Not only is this PCB made from natural fibres (with a lower carbon footprint than traditional glass-based fibres), but its organic structure is also further enclosed in a non-toxic polymer that dissolves when immersed in hot water. Since this leaves only compostable organic material, the electronic components soldered to the board can be recovered and recycled.
Whilst PCB designers work to innovate the next sustainable solution, there is one thing electronics manufacturers should take forward into 2024: recycling. PCBs use trace amounts of limited-resource elements, like copper and tin, which can be extracted, melted down and reused for other devices. After all, every little helps…
Manufacturing safe and innovative PCBs
From humble beginnings to becoming the pillar of modern electronics, it is safe to say PCBs have undergone remarkable changes over the years.
As the world continues to embrace new frontiers in technology, PCBs will have no choice but to adapt and transform to meet customer demand and ensure quality, accuracy and intrinsic safety. So, EMS providers must be prepared to deal with the complex mechanical, logistical and legislative requirements of developing modern circuit boards.
At EC Electronics, high-quality PCB assembly has been at the heart of our manufacturing operations for almost 40 years. Our state-of-the-art facilities in the UK and Europe are equipped with the latest machines to encompass both surface-mount and through-hole assemblies, allowing us to deliver everything from PCB prototype and assembly to large-scale manufacturing of multi-technology PCBs.
We have embraced automation to optimise product inspection, and our fully trained operators are skilled in assembling a selection of complex boards to the highest industry standards. As a result, we can offer a bespoke service for our customers — from blue chip companies to up-and-coming entrepreneurs.

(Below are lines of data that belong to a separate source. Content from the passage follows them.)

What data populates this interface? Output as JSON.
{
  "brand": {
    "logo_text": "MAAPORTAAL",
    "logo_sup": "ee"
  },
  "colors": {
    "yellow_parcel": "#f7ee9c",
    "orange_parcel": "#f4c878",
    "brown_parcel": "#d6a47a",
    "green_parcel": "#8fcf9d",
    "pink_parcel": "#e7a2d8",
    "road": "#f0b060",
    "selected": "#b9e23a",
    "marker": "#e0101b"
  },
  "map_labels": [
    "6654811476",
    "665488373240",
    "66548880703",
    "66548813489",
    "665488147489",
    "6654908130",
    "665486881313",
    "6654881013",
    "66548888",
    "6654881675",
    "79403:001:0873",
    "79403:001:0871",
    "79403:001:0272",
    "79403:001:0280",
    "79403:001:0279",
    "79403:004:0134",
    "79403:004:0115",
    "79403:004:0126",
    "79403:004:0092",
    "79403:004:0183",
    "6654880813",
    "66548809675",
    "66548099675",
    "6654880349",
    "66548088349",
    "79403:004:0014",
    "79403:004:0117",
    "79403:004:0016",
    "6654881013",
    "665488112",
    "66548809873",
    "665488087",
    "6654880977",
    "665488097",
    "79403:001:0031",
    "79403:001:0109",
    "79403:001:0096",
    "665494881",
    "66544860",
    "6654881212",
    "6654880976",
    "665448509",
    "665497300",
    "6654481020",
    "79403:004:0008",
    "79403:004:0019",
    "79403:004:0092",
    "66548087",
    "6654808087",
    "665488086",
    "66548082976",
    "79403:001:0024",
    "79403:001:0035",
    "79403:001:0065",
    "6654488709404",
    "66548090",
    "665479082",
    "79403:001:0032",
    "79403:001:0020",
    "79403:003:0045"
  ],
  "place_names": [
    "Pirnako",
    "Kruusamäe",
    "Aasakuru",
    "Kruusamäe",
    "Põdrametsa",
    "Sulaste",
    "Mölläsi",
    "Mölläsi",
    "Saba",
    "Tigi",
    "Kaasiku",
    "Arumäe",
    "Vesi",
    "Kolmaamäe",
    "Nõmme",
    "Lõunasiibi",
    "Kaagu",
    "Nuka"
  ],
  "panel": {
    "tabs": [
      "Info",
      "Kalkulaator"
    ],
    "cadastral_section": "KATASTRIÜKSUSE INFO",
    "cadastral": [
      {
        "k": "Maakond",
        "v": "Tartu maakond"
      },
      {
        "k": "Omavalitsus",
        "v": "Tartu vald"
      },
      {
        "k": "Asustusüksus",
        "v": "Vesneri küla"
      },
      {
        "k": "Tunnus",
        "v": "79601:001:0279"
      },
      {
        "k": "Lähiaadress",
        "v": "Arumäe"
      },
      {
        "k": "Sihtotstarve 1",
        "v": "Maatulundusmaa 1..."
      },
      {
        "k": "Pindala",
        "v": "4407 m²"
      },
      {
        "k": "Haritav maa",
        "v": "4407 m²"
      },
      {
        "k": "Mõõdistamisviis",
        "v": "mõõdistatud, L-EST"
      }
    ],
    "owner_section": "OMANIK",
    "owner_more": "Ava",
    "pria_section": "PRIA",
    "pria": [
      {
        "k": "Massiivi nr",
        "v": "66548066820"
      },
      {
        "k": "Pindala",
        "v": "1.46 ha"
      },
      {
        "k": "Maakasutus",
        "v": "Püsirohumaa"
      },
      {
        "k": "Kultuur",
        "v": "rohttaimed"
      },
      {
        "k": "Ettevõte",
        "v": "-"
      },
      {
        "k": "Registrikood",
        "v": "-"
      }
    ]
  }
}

Are you looking to partner with a trusted, forward-thinking EMS provider for your next electronics project? Discover our PCB assembly services and contact our friendly team of experts at 01256 461894 or firstname.lastname@example.org to learn how we can help.